- **INFORMATION PROVIDED**:

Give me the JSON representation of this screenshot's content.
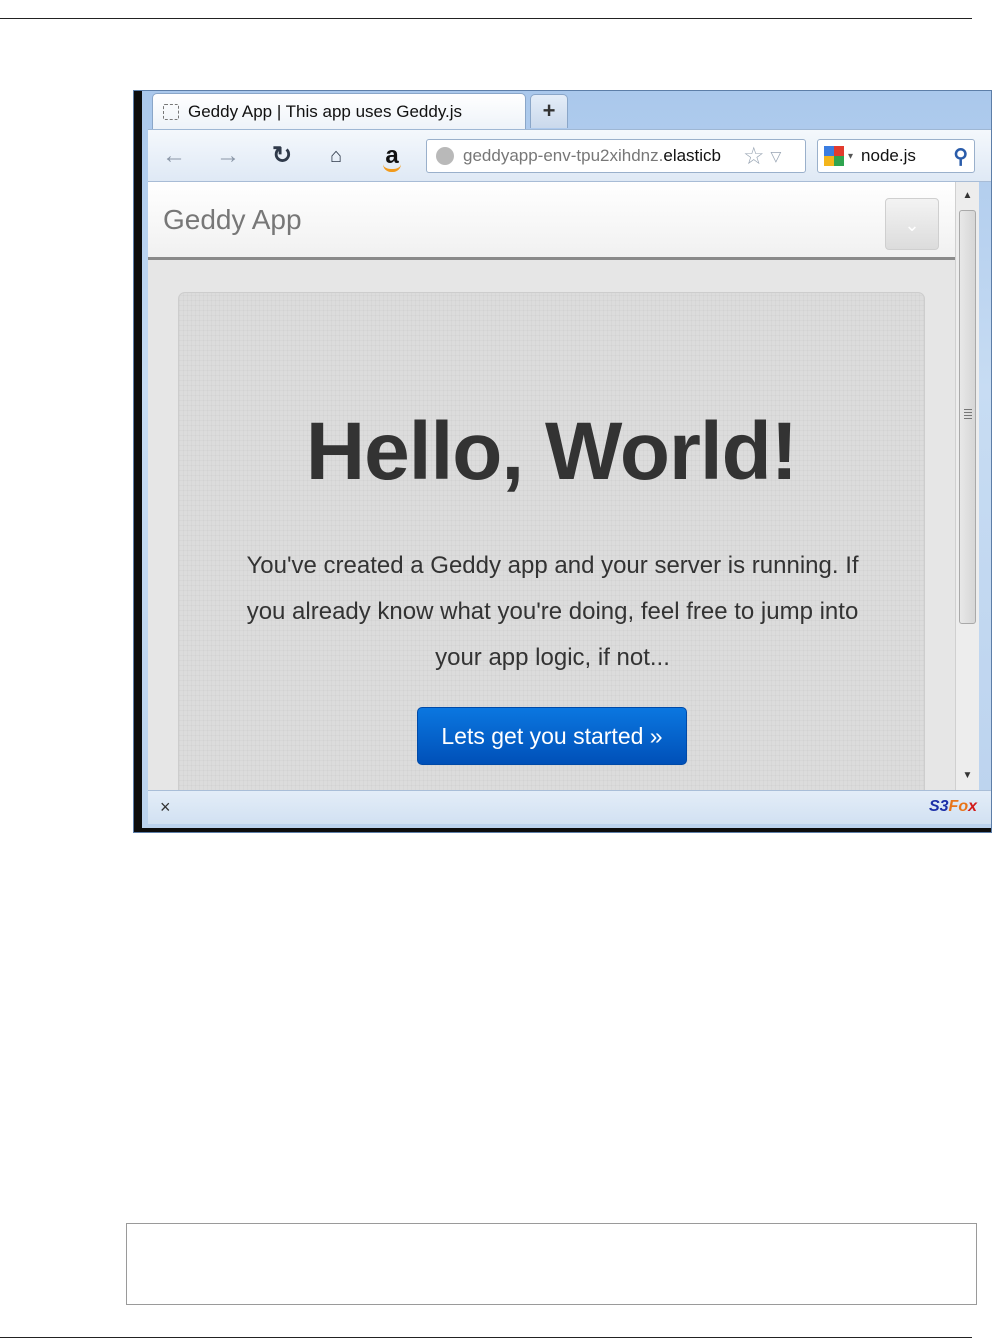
{
  "browser": {
    "tab": {
      "title": "Geddy App | This app uses Geddy.js",
      "favicon": "blank-page-icon"
    },
    "new_tab_label": "+",
    "nav": {
      "back_icon": "←",
      "forward_icon": "→",
      "reload_icon": "↻",
      "home_icon": "⌂",
      "amazon_label": "a"
    },
    "url": {
      "host_prefix": "geddyapp-env-tpu2xihdnz.",
      "host_highlight": "elasticb",
      "star_icon": "☆",
      "dropdown_icon": "▽"
    },
    "search": {
      "value": "node.js",
      "engine_icon": "google-icon",
      "dropdown_icon": "▾",
      "search_icon": "⚲"
    },
    "status": {
      "close_label": "×",
      "addon_s3": "S3",
      "addon_fo": "Fo",
      "addon_x": "x"
    },
    "scrollbar": {
      "up": "▲",
      "down": "▼"
    }
  },
  "page": {
    "brand": "Geddy App",
    "collapse_icon": "⌄",
    "hero": {
      "heading": "Hello, World!",
      "lead": "You've created a Geddy app and your server is running. If you already know what you're doing, feel free to jump into your app logic, if not...",
      "button": "Lets get you started »"
    }
  },
  "colors": {
    "primary_button": "#0b77e0",
    "window_frame": "#aac8ec"
  }
}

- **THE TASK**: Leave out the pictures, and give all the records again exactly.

- **EXERCISE ANSWER**:
Give me the JSON representation of this screenshot's content.
{
  "browser": {
    "tab": {
      "title": "Geddy App | This app uses Geddy.js",
      "favicon": "blank-page-icon"
    },
    "new_tab_label": "+",
    "nav": {
      "back_icon": "←",
      "forward_icon": "→",
      "reload_icon": "↻",
      "home_icon": "⌂",
      "amazon_label": "a"
    },
    "url": {
      "host_prefix": "geddyapp-env-tpu2xihdnz.",
      "host_highlight": "elasticb",
      "star_icon": "☆",
      "dropdown_icon": "▽"
    },
    "search": {
      "value": "node.js",
      "engine_icon": "google-icon",
      "dropdown_icon": "▾",
      "search_icon": "⚲"
    },
    "status": {
      "close_label": "×",
      "addon_s3": "S3",
      "addon_fo": "Fo",
      "addon_x": "x"
    },
    "scrollbar": {
      "up": "▲",
      "down": "▼"
    }
  },
  "page": {
    "brand": "Geddy App",
    "collapse_icon": "⌄",
    "hero": {
      "heading": "Hello, World!",
      "lead": "You've created a Geddy app and your server is running. If you already know what you're doing, feel free to jump into your app logic, if not...",
      "button": "Lets get you started »"
    }
  },
  "colors": {
    "primary_button": "#0b77e0",
    "window_frame": "#aac8ec"
  }
}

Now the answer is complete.